Dataset rows for apps and sites:
━━━━━━━━━━━━━━━━━━━━━━━━━━━━━━

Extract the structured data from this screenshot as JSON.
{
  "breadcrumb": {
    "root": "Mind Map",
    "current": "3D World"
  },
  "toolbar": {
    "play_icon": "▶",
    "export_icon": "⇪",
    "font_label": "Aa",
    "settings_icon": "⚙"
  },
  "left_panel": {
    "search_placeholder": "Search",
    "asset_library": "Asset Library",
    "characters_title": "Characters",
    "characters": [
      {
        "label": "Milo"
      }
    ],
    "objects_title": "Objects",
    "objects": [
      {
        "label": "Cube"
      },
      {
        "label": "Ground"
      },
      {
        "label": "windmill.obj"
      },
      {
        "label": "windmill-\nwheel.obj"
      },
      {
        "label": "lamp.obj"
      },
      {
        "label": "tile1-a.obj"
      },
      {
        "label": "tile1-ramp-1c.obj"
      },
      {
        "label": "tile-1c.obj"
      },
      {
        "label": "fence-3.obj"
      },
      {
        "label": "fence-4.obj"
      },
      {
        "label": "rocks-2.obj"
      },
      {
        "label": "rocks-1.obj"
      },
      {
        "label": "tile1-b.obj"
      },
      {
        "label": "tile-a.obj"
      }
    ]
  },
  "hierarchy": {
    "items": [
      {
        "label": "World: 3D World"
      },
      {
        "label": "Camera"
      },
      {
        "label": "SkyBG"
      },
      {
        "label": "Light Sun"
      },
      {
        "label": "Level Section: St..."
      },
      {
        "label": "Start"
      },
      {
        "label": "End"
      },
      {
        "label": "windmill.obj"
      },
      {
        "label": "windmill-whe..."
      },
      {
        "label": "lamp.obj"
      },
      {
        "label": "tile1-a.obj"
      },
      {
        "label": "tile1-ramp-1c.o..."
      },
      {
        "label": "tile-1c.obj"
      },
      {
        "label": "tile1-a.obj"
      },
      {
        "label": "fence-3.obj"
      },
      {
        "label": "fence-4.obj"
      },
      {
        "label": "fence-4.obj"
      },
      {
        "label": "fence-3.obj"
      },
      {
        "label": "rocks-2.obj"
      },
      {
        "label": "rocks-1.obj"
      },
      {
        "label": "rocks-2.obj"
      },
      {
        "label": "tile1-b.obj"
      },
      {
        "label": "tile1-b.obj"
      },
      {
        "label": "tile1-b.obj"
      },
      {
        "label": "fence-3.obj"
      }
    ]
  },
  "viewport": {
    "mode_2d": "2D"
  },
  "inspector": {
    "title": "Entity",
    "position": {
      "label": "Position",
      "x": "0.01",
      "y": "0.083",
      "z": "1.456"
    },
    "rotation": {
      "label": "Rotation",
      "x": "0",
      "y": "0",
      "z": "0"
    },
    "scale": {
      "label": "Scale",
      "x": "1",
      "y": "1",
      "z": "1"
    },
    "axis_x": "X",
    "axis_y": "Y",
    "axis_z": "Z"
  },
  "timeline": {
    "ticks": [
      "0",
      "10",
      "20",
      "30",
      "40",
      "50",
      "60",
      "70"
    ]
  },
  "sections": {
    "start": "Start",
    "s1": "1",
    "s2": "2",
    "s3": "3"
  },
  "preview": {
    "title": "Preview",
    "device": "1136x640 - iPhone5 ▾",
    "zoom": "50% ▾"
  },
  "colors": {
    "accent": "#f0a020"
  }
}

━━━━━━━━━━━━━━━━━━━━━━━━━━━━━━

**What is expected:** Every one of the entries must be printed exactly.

**Exercise answer:**
Extract the structured data from this screenshot as JSON.
{
  "breadcrumb": {
    "root": "Mind Map",
    "current": "3D World"
  },
  "toolbar": {
    "play_icon": "▶",
    "export_icon": "⇪",
    "font_label": "Aa",
    "settings_icon": "⚙"
  },
  "left_panel": {
    "search_placeholder": "Search",
    "asset_library": "Asset Library",
    "characters_title": "Characters",
    "characters": [
      {
        "label": "Milo"
      }
    ],
    "objects_title": "Objects",
    "objects": [
      {
        "label": "Cube"
      },
      {
        "label": "Ground"
      },
      {
        "label": "windmill.obj"
      },
      {
        "label": "windmill-\nwheel.obj"
      },
      {
        "label": "lamp.obj"
      },
      {
        "label": "tile1-a.obj"
      },
      {
        "label": "tile1-ramp-1c.obj"
      },
      {
        "label": "tile-1c.obj"
      },
      {
        "label": "fence-3.obj"
      },
      {
        "label": "fence-4.obj"
      },
      {
        "label": "rocks-2.obj"
      },
      {
        "label": "rocks-1.obj"
      },
      {
        "label": "tile1-b.obj"
      },
      {
        "label": "tile-a.obj"
      }
    ]
  },
  "hierarchy": {
    "items": [
      {
        "label": "World: 3D World"
      },
      {
        "label": "Camera"
      },
      {
        "label": "SkyBG"
      },
      {
        "label": "Light Sun"
      },
      {
        "label": "Level Section: St..."
      },
      {
        "label": "Start"
      },
      {
        "label": "End"
      },
      {
        "label": "windmill.obj"
      },
      {
        "label": "windmill-whe..."
      },
      {
        "label": "lamp.obj"
      },
      {
        "label": "tile1-a.obj"
      },
      {
        "label": "tile1-ramp-1c.o..."
      },
      {
        "label": "tile-1c.obj"
      },
      {
        "label": "tile1-a.obj"
      },
      {
        "label": "fence-3.obj"
      },
      {
        "label": "fence-4.obj"
      },
      {
        "label": "fence-4.obj"
      },
      {
        "label": "fence-3.obj"
      },
      {
        "label": "rocks-2.obj"
      },
      {
        "label": "rocks-1.obj"
      },
      {
        "label": "rocks-2.obj"
      },
      {
        "label": "tile1-b.obj"
      },
      {
        "label": "tile1-b.obj"
      },
      {
        "label": "tile1-b.obj"
      },
      {
        "label": "fence-3.obj"
      }
    ]
  },
  "viewport": {
    "mode_2d": "2D"
  },
  "inspector": {
    "title": "Entity",
    "position": {
      "label": "Position",
      "x": "0.01",
      "y": "0.083",
      "z": "1.456"
    },
    "rotation": {
      "label": "Rotation",
      "x": "0",
      "y": "0",
      "z": "0"
    },
    "scale": {
      "label": "Scale",
      "x": "1",
      "y": "1",
      "z": "1"
    },
    "axis_x": "X",
    "axis_y": "Y",
    "axis_z": "Z"
  },
  "timeline": {
    "ticks": [
      "0",
      "10",
      "20",
      "30",
      "40",
      "50",
      "60",
      "70"
    ]
  },
  "sections": {
    "start": "Start",
    "s1": "1",
    "s2": "2",
    "s3": "3"
  },
  "preview": {
    "title": "Preview",
    "device": "1136x640 - iPhone5 ▾",
    "zoom": "50% ▾"
  },
  "colors": {
    "accent": "#f0a020"
  }
}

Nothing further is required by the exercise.